** Dataset excerpts follows **
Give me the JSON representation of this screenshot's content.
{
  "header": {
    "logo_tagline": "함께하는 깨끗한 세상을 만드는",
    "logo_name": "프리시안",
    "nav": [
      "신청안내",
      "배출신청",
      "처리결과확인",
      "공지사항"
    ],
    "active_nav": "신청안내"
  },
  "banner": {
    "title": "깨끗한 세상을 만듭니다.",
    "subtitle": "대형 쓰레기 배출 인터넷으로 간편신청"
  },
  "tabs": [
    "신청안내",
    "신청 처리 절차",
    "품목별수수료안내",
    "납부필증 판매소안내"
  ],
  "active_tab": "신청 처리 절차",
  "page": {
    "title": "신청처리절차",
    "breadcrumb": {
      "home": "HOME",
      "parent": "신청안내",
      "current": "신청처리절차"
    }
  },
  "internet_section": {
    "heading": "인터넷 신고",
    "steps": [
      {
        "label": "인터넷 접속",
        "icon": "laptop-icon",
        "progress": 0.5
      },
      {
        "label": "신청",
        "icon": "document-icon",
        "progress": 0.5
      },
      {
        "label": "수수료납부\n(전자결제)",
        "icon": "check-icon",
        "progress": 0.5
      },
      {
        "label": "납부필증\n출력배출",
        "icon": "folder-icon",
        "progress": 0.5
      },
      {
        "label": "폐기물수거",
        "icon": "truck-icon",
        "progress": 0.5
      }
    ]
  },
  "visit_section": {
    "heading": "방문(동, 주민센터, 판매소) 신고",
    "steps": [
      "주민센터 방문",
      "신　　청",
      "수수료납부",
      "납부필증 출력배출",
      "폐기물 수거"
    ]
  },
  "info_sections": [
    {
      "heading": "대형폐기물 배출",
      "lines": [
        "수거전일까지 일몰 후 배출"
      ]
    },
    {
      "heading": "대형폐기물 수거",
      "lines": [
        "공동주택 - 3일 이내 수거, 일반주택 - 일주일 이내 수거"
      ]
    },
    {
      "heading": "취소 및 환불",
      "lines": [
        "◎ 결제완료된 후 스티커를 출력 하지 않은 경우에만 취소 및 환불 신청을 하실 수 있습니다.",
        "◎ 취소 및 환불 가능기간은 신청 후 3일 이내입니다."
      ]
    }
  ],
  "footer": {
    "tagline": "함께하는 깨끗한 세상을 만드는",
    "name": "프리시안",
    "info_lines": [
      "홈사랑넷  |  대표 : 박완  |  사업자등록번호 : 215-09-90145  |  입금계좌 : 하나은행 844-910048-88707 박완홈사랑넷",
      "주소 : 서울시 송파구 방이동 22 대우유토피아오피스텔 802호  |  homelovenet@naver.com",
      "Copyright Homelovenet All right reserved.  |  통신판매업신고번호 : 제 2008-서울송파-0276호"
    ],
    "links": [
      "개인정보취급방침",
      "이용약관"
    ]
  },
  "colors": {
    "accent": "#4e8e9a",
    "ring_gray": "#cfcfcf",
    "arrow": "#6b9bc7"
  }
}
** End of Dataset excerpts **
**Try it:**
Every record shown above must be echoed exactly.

**Problem solution:**
Give me the JSON representation of this screenshot's content.
{
  "header": {
    "logo_tagline": "함께하는 깨끗한 세상을 만드는",
    "logo_name": "프리시안",
    "nav": [
      "신청안내",
      "배출신청",
      "처리결과확인",
      "공지사항"
    ],
    "active_nav": "신청안내"
  },
  "banner": {
    "title": "깨끗한 세상을 만듭니다.",
    "subtitle": "대형 쓰레기 배출 인터넷으로 간편신청"
  },
  "tabs": [
    "신청안내",
    "신청 처리 절차",
    "품목별수수료안내",
    "납부필증 판매소안내"
  ],
  "active_tab": "신청 처리 절차",
  "page": {
    "title": "신청처리절차",
    "breadcrumb": {
      "home": "HOME",
      "parent": "신청안내",
      "current": "신청처리절차"
    }
  },
  "internet_section": {
    "heading": "인터넷 신고",
    "steps": [
      {
        "label": "인터넷 접속",
        "icon": "laptop-icon",
        "progress": 0.5
      },
      {
        "label": "신청",
        "icon": "document-icon",
        "progress": 0.5
      },
      {
        "label": "수수료납부\n(전자결제)",
        "icon": "check-icon",
        "progress": 0.5
      },
      {
        "label": "납부필증\n출력배출",
        "icon": "folder-icon",
        "progress": 0.5
      },
      {
        "label": "폐기물수거",
        "icon": "truck-icon",
        "progress": 0.5
      }
    ]
  },
  "visit_section": {
    "heading": "방문(동, 주민센터, 판매소) 신고",
    "steps": [
      "주민센터 방문",
      "신　　청",
      "수수료납부",
      "납부필증 출력배출",
      "폐기물 수거"
    ]
  },
  "info_sections": [
    {
      "heading": "대형폐기물 배출",
      "lines": [
        "수거전일까지 일몰 후 배출"
      ]
    },
    {
      "heading": "대형폐기물 수거",
      "lines": [
        "공동주택 - 3일 이내 수거, 일반주택 - 일주일 이내 수거"
      ]
    },
    {
      "heading": "취소 및 환불",
      "lines": [
        "◎ 결제완료된 후 스티커를 출력 하지 않은 경우에만 취소 및 환불 신청을 하실 수 있습니다.",
        "◎ 취소 및 환불 가능기간은 신청 후 3일 이내입니다."
      ]
    }
  ],
  "footer": {
    "tagline": "함께하는 깨끗한 세상을 만드는",
    "name": "프리시안",
    "info_lines": [
      "홈사랑넷  |  대표 : 박완  |  사업자등록번호 : 215-09-90145  |  입금계좌 : 하나은행 844-910048-88707 박완홈사랑넷",
      "주소 : 서울시 송파구 방이동 22 대우유토피아오피스텔 802호  |  homelovenet@naver.com",
      "Copyright Homelovenet All right reserved.  |  통신판매업신고번호 : 제 2008-서울송파-0276호"
    ],
    "links": [
      "개인정보취급방침",
      "이용약관"
    ]
  },
  "colors": {
    "accent": "#4e8e9a",
    "ring_gray": "#cfcfcf",
    "arrow": "#6b9bc7"
  }
}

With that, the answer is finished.